Vatican City- Pope Francis amended the Catholic law to clearly stipulate that waitresses can serve as readers and altar attendants during the service, effectively eliminating the individual bishop’s previous choice of restricting these ministries to men.

In an unexpected letter from the apostle published on January 11, the pope stated that he is making changes to acknowledge the “doctrinal developments” that have taken place in recent years.

The Pope said that this change “enables how some of the ministry’s establishment of the church is based on the common baptism in the baptismal sacrament and the royal priesthood.”

;

Francis’ new letter is titled spirit And issue inherent (According to his initiative), the “Canon Code” was amended to explicitly allow women to serve as lecturers and assistants in the Catholic Church.

The lecturer is the pastor who reads at Mass and other ceremonial celebrations. A servant is a minister who usually assists the altar or distributes the sacrament during the priest’s mass. Servants are often called altar service or communion evangelism.

The laymen who serve in these ministries are not ordered, but they can formally take a role in the church ceremony.

Although many women in American Catholic diocese have served as readers and altar attendants, according to the whim of the local bishops, the canon of the church technically only allows them to serve temporarily.

The pope’s change replaced the “layman” as the category of those who can serve in the “government department”, which seems to require all Catholic bishops worldwide to accept women in these positions.

During his nearly eight-year tenure, Francis has worked hard to better include women in the Catholic leadership structure and various ministries, and has repeatedly reiterated that Pope John Paul II prohibits women from holding the priesthood.

Last year, the Pope was disappointed by those who believed in the belief that women were deacons for the return of the church to the Holy Land. They refused to answer the demands of the Episcopal Conference for the pan-Amazon region.

However, the Pope established two committees to study female deacons, and the most recent committee was announced in April 2020.

Phyllis Zagano, a well-known expert on female deacons and a member of the first committee of the Pope, told the NCR that Francis’s changes to Canon’s laws were “the first official recognition” and that women could be present at the altar during ceremonial celebrations.
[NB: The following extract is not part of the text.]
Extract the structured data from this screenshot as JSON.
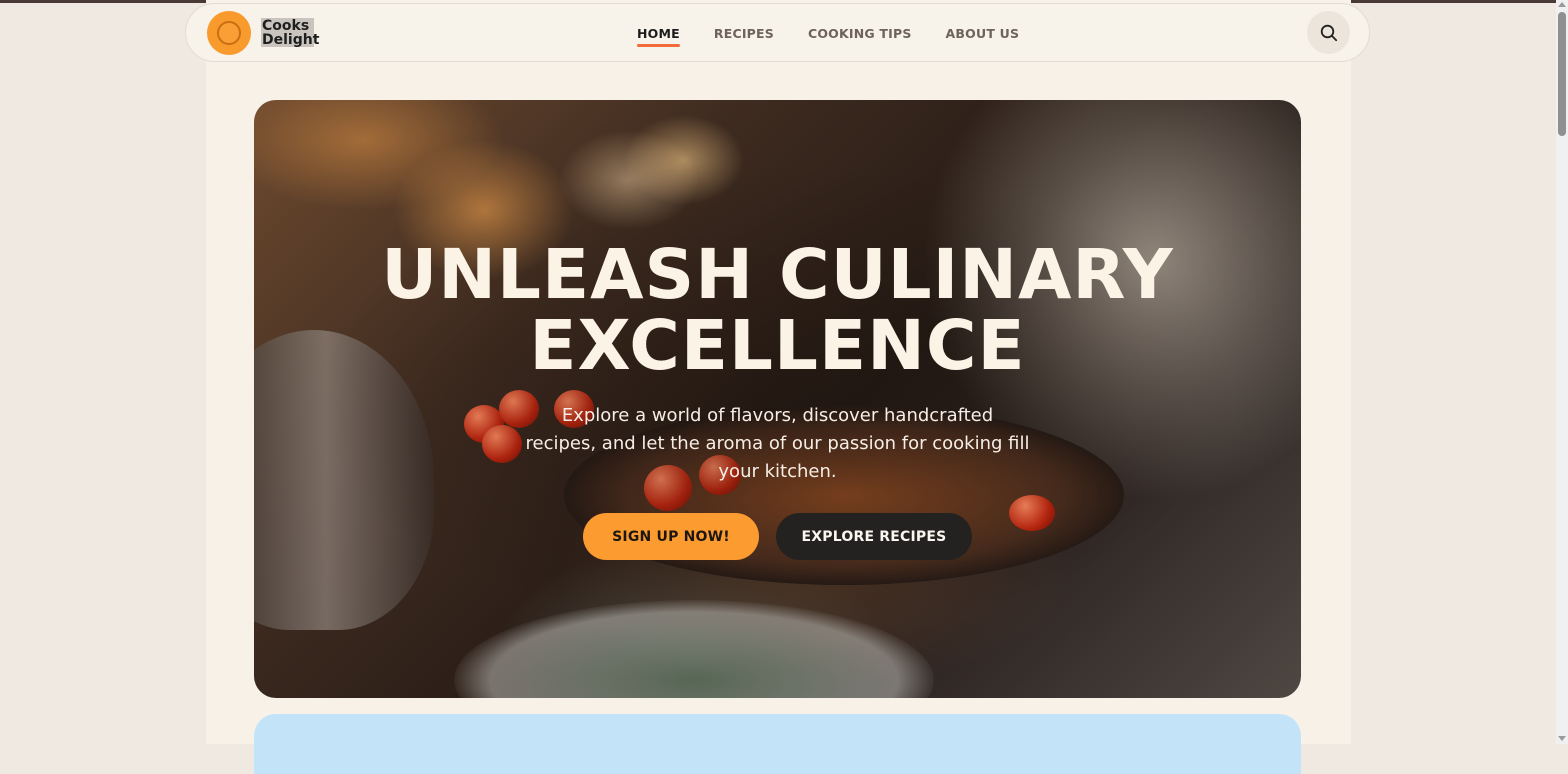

Hold positions nearby.

Zagano, a senior researcher in residence at Hofstra University and an NCR columnist, said: “Here, the Holy Father puts the law of women in the sanctuary into practice.” “That woman is also a human being.”

On January 11, the letter to amend the canon was issued along with a letter from the Pope to Cardinal Luis Ladaria, the diocese of the Anglican Church in the Vatican.

In that letter, Francis mentioned again John Paul II’s prohibition against the appointment of women as priests, but added: “For non-appointed ministries, it is possible, and it seems appropriate today, to go beyond this reservation. .”

Francis told Ladaria that providing opportunities for men and women to serve as lecturers and assistants “will make people realize…the precious contributions that many people, including women, have made to the life and mission of the church.”

The Pope continued: “The choice of granting these positions to women…will make it more realistic for everyone in the church to participate in evangelism.”

Francis told Ladaria that the role of the National Conference of Bishops is to consider the possible criteria for who can serve as lecturers and assistants in its community, and said that he also instructed the Vatican to update its norms concerning these two ministries. Change Canon law.

This major story is being updated.




Source link